Most people that hack or otherwise cheat in video games are simply doing so to gain an unfair advantage against their opponents. For Anthony Clark and three others, their motivation allegedly had little to do with playing games.

Clark is on trial for conspiracy to commit wire fraud after he and three others allegedly created a tool that allowed them to mine FIFA coins from Electronic Arts' servers.

FIFA coins serve as the in-game currency for EA's popular FIFA soccer games. They can be earned by playing the game or purchased using real money, allowing gamers to purchase player packs. The coins are also readily available on the black market from dealers in China and Europe.
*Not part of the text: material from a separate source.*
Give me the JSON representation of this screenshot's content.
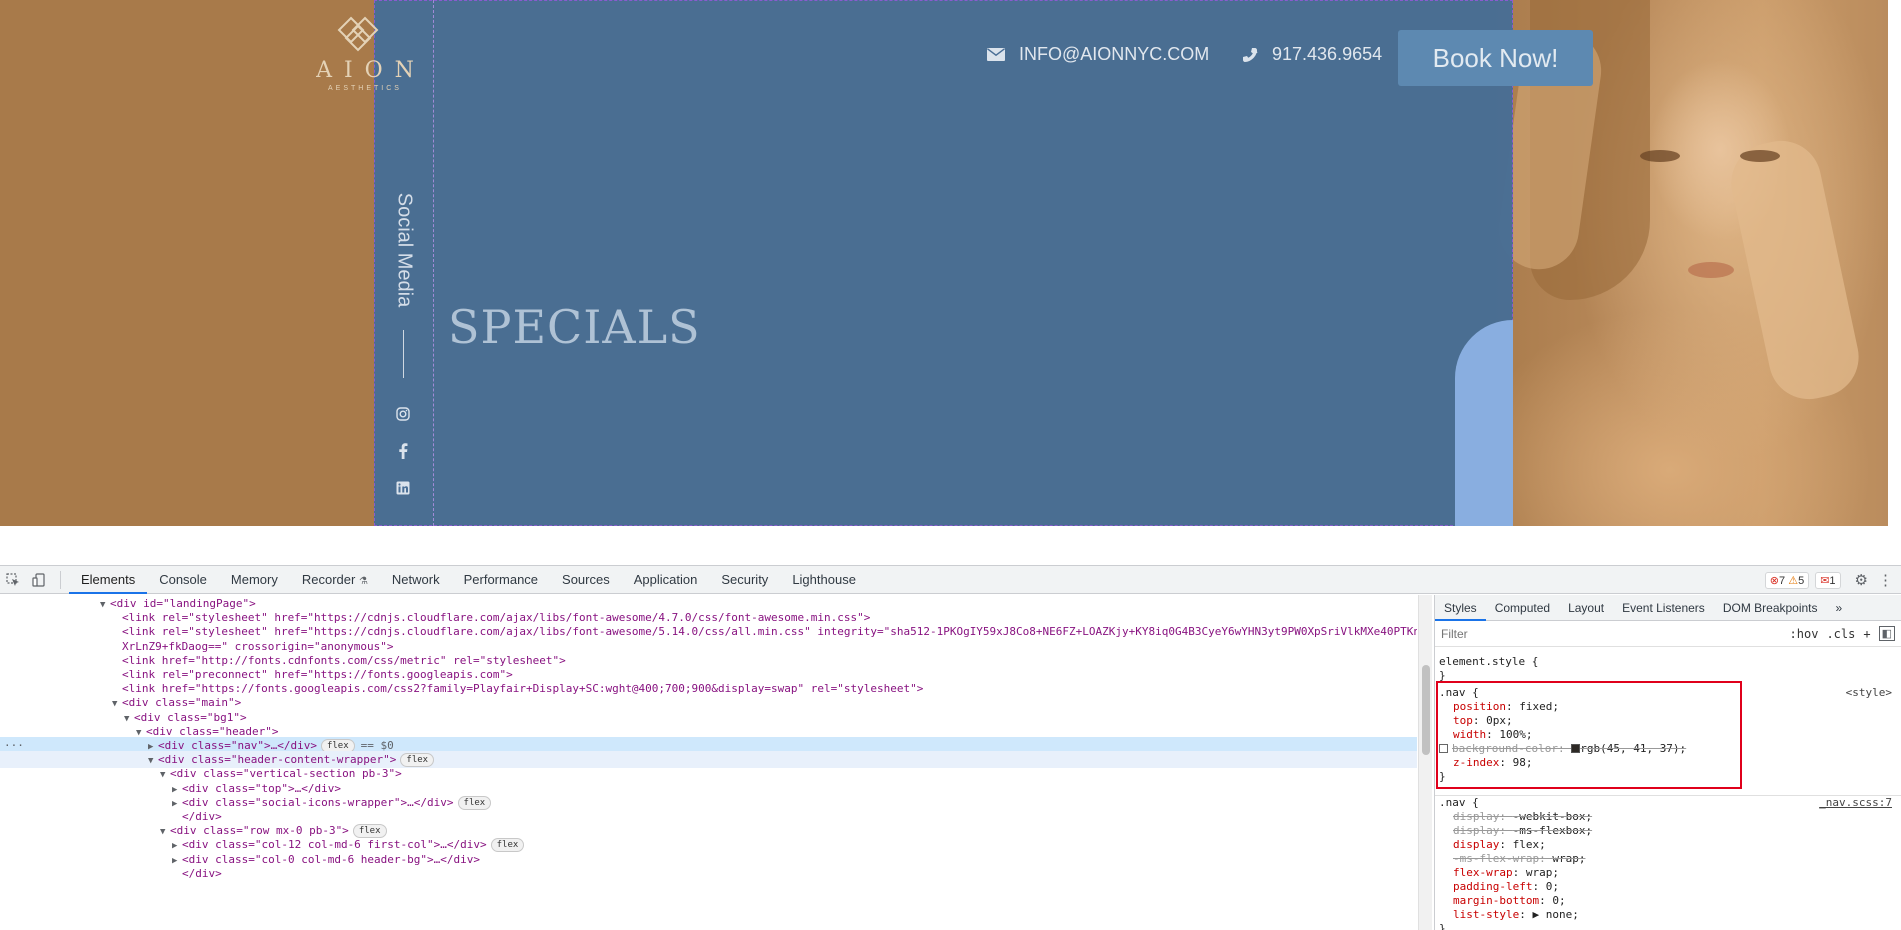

The FBI claims that Clark and his co-defendants used the tool to steal FIFA coins and sell them to third-party sellers, generating anywhere between $15 million and $18 million in cash. The illegal activity reportedly started at some point in 2013 and lasted through September 17 of last year when the FBI began its investigation and started seizing property.

As Kotaku highlights, the FBI seized nearly $3 million in cash from a Bank of America account that was in Clark's name in addition to luxury vehicles and several hundreds of thousands of dollars from accounts belonging to co-defendants Ricky Miller, Nicholas Castellucci and Eaton Zveare.

Miller pled guilty in October, the publication notes.